**Task brief:**
In the data below, which lines hold the word "Threshold"? Copy them.

━━ Data provided ━━

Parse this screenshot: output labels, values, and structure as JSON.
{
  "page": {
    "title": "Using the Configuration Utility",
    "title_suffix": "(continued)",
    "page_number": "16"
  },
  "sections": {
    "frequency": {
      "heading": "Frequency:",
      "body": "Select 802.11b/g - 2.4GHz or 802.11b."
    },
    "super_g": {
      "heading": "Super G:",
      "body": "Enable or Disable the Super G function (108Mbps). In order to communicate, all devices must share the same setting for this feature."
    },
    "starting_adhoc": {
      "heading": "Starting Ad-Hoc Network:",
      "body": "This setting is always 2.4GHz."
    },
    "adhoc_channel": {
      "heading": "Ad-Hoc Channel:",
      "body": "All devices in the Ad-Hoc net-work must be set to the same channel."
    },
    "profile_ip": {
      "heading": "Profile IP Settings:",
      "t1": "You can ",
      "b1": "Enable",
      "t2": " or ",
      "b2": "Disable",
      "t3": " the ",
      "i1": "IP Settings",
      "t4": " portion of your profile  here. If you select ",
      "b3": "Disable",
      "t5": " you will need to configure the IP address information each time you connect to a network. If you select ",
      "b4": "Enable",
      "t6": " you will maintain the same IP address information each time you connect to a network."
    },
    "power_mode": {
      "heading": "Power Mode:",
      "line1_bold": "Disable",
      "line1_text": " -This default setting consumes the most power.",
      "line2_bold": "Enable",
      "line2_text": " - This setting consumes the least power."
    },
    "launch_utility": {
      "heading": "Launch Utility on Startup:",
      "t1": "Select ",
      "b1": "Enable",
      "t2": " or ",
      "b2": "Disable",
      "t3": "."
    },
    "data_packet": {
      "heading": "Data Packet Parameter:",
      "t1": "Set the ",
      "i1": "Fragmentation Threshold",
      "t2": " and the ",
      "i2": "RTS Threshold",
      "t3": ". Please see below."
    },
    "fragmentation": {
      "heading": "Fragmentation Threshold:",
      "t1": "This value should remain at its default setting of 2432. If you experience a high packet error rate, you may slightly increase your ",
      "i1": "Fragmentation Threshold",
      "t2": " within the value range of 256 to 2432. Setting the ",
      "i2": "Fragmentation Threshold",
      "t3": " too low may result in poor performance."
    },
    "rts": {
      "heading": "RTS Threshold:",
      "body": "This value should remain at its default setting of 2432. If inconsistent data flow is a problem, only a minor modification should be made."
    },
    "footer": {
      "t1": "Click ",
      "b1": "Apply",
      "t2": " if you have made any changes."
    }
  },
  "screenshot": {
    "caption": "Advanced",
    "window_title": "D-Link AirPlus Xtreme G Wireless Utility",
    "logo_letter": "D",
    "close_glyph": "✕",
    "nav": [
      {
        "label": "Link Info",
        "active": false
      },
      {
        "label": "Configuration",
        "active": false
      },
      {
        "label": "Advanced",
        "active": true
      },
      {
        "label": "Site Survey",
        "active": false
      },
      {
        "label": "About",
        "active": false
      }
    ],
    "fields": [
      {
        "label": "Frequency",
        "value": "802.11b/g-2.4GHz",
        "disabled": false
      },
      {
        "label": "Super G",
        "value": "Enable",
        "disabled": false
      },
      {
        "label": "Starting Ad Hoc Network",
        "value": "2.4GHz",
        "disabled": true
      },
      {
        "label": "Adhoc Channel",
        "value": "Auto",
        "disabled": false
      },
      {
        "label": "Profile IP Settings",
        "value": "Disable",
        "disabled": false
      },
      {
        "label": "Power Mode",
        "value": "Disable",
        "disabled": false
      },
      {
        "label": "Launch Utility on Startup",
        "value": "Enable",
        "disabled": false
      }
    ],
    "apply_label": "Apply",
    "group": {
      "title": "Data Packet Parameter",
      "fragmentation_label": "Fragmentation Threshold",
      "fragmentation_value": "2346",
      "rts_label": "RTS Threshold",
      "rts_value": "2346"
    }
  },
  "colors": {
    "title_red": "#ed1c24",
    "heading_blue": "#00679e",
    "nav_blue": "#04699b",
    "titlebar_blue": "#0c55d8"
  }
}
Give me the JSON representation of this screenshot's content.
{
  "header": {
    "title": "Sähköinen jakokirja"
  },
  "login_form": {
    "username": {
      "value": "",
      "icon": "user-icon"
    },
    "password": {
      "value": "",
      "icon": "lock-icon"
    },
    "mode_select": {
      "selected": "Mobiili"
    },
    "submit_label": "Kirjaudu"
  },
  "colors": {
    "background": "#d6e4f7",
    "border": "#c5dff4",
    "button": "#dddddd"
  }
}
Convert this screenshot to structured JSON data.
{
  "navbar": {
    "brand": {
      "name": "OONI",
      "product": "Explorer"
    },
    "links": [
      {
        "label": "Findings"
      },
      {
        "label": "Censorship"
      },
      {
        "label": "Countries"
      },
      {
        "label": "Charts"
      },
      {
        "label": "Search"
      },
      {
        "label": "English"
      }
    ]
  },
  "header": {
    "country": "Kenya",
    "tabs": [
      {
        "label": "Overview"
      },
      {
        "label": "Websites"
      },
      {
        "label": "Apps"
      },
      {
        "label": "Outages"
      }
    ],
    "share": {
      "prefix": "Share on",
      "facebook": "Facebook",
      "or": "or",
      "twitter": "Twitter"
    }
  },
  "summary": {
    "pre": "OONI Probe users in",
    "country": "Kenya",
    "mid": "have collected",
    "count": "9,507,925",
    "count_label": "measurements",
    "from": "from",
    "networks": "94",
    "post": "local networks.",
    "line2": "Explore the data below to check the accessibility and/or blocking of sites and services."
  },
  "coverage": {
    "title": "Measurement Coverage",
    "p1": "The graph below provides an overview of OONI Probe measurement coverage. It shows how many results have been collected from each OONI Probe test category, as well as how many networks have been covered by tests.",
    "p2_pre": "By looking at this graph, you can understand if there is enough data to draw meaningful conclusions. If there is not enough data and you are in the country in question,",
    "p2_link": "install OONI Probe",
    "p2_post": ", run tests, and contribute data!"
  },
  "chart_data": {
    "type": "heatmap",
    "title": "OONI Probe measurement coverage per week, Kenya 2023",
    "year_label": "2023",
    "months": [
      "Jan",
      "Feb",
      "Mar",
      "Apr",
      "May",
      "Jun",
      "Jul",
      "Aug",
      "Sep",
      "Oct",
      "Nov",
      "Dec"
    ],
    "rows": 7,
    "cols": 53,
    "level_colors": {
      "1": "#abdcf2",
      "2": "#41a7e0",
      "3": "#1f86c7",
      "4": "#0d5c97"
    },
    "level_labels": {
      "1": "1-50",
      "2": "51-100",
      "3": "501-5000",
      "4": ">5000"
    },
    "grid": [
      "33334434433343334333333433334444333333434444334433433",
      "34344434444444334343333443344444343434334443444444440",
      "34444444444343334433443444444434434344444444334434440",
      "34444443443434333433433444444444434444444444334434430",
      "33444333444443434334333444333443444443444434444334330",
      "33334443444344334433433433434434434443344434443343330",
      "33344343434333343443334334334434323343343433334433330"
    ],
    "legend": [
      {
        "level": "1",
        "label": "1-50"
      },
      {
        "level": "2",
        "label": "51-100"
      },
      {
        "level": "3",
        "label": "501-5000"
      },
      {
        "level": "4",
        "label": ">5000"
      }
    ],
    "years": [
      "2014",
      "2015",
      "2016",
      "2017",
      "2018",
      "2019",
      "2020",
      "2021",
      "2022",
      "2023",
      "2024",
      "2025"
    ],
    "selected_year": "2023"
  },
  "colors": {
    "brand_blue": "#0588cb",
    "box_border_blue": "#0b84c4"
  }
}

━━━

**Result:**
      "i1": "Fragmentation Threshold",
      "i2": "RTS Threshold",
      "heading": "Fragmentation Threshold:",
      "i1": "Fragmentation Threshold",
      "i2": "Fragmentation Threshold",
      "heading": "RTS Threshold:",
      "fragmentation_label": "Fragmentation Threshold",
      "rts_label": "RTS Threshold",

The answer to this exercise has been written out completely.